  • Blast: The character can fire a pulse of raw energy, swelling with good or evil light (depending on the character’s Honor), that does 1d6 damage in addition to the regular damage applied when making an attack.
  • Aura: The character sends out a wave of mystic power, making allies stronger (+1 to their next action) or making enemies cower and fail at a die roll.
  • Elemental Control: The character can ask the spirits of the land for aid (for Honorable characters) or bend them to his will (for Dishonorable characters). He can walk on water, pass through fire without even a cinder, or crush stone into dust.

Influence is also used as Faction Specialisms; in the Tai-Rikuji setting, factions are clans of Tai-Rikujin, torn apart and suspicious of one another thanks to the plotting of the Yonaka. Like spells, the clans use the 12 animals of the zodiac — the Rooster Clan is reliable and firm in its decisions, while the Monkey Clan is clever and sly, sneaking and scheming to rid themselves of the Yonaka, and the other troublesome clans. A character with a +1 or more with a clan can call on its members for support: supplies, troops, whatever the clan can offer.

What stories will you tell in the world of the Tai-Rikuji?


USR Wednesdays: Influences, or Faction Specialisms

A Specialism has been defined in this blog before: “Specialisms are what a character can do, or how he or she does it, in a way that’s appropriate to the setting.” That includes skills like Computers, special abilities like Spellcasting, or traits like Charming. It can also include aspects that build the world the character lives in, like Captain Of The Starship Conquest (now the game world contains spaceships) or Former Member Of The Thieves Guild (now the game world contains enough thieves to form a guild). These kinds of Specialisms can lead to more things in the game — the Captain may own his own spaceship the heroes can use, if the game master allows; the Thieves Guild may be after the hero, a ready-made story hook for adventures.

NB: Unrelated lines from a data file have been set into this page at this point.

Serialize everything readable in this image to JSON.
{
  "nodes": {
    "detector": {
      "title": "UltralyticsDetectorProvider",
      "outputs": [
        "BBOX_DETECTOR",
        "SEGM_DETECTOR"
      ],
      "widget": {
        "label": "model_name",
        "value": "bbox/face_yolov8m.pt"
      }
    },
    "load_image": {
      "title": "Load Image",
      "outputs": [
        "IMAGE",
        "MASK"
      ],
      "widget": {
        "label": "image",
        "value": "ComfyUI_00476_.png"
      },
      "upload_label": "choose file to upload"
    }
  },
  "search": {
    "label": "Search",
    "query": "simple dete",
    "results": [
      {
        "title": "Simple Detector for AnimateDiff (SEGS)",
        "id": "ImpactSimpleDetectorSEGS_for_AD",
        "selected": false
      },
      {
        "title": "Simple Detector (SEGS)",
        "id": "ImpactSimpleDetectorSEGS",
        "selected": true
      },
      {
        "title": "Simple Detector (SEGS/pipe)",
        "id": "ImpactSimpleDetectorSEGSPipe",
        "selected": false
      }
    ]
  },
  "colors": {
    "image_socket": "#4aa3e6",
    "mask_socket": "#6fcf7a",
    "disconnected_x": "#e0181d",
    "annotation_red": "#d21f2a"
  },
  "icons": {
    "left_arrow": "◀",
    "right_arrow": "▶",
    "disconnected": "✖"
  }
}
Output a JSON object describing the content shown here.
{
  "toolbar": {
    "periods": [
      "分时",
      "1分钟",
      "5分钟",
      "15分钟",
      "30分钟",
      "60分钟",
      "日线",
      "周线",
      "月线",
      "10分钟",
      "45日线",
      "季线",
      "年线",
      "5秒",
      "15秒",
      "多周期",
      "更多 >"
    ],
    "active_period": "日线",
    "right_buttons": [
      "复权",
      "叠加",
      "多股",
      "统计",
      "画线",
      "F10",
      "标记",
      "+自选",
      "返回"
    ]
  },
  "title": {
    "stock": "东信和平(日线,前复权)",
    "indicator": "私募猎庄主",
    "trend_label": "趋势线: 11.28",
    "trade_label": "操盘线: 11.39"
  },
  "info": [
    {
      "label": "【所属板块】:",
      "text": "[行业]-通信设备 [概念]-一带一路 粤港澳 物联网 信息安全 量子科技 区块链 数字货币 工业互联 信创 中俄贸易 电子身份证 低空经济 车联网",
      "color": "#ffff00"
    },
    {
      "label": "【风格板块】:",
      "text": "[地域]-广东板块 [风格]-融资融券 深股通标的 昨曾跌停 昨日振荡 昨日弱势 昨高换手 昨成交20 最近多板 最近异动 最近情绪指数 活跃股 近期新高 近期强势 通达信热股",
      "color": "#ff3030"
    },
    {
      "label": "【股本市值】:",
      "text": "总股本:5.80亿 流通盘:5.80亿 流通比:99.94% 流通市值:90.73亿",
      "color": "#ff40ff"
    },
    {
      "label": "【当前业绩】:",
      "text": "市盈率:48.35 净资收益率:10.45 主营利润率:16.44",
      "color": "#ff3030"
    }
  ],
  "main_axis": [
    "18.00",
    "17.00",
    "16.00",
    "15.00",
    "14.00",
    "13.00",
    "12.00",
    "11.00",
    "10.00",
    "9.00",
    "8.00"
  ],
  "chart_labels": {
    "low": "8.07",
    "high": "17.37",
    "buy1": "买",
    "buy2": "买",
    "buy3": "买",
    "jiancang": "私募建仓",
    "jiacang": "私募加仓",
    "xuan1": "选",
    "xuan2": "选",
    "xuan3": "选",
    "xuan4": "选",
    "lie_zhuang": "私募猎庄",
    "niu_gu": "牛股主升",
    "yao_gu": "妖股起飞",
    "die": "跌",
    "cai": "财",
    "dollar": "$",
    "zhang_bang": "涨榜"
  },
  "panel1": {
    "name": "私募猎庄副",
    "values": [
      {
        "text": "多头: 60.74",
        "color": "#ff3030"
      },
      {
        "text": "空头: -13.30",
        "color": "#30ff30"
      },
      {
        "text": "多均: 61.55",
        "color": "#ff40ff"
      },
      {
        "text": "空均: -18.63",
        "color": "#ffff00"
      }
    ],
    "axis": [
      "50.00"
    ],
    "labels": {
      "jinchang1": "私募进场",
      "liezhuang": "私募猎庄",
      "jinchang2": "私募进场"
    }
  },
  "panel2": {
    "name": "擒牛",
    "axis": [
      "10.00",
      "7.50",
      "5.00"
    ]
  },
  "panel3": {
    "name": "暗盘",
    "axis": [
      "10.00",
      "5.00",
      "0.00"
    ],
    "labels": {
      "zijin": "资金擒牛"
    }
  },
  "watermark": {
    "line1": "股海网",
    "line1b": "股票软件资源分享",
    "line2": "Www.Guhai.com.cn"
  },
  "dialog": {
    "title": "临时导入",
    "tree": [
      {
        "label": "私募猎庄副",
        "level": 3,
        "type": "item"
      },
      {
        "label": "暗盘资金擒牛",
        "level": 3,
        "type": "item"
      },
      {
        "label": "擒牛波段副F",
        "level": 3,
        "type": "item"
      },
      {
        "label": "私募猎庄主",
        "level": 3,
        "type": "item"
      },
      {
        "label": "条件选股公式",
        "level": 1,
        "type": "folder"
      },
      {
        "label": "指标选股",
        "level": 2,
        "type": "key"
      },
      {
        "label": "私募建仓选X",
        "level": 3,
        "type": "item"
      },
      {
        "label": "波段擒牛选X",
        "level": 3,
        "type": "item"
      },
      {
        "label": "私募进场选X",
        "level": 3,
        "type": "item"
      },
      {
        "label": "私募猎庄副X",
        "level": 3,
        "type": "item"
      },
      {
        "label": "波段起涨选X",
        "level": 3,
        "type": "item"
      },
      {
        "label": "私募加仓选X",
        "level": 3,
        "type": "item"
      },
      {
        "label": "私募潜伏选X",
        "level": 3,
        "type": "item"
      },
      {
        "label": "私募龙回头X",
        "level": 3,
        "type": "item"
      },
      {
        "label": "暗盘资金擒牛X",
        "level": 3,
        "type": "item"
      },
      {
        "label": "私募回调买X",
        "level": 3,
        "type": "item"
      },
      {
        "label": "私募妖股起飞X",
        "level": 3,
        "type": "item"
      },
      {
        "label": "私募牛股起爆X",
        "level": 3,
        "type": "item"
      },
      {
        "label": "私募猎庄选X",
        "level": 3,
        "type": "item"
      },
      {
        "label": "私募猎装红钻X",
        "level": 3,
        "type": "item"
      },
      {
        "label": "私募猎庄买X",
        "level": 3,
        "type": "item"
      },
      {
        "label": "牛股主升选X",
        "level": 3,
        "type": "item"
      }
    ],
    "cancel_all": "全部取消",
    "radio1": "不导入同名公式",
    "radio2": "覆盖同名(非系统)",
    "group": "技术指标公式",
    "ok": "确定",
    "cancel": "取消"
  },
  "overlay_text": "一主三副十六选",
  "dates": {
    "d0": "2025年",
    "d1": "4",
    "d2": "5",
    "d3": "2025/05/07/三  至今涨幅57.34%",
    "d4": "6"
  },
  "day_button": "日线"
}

But what if they’re not important enough aspects of a hero to be one of his or her three starting Specialisms, or won’t come into play in every single scenario? That’s when they become Influences.


Influences are “minor” Specialisms. While an ordinary Specialism starts at +2 and goes up to +5, at least in Domino Writing-style USR, an Influence starts at +1 and only can reach +3. It’s not meant to be an additional Specialism, just a bonus in certain situations that reflect the game world. The entire adventuring party could even have the same Influence.

Unlike a Specialism, which increases when the character reaches a new level, an Influence changes when the story calls for it. A hero who performs a great deed may earn a +1 to one of his Influences, while another character whose behavior indicates that she’s turning away from the source of the Influence could lose a bonus (possibly even going into the negatives — another difference from Specialisms).

What is an Influence? Its other name, Faction Specialism, is one idea: a political or other authority in the world which can lend money, equipment or other resources, like a royal house (the Starks or Lannisters from “A Song Of Ice And Fire”), a military force (G.I. Joe or SHIELD), or a private organization (a mafia syndicate). A character with a +1 in the Sunburst Clan could use his Influence to impress members of the clan, or intimidate its enemies. A character with a +3 in Her Majesty’s Royal Air Force could use the bonus to try and requisition the best planes for himself and his men.

A little too conspicuous.
The official costume of the Sunburst Clan ninja? Probably not. (image:


Another kind of Influence is a characteristic that powers a character, or a lot of characters in a certain kind of setting. This could be Honor or Sanity or even a pair of Influences — say, Light Side and Dark Side, where one increases when the other drops. Influence could also be more combat-related too, like the “power meter” a video game fighter needs to charge up to release his Ultimate Attack. Each time the hero performs a particularly cool move, his Power Influence goes up by one, making him more suave, tough and fast. When it’s time to blow away the bad guy, it’s all used in a single attack roll, and falls back to zero.

What Influences will be in your game?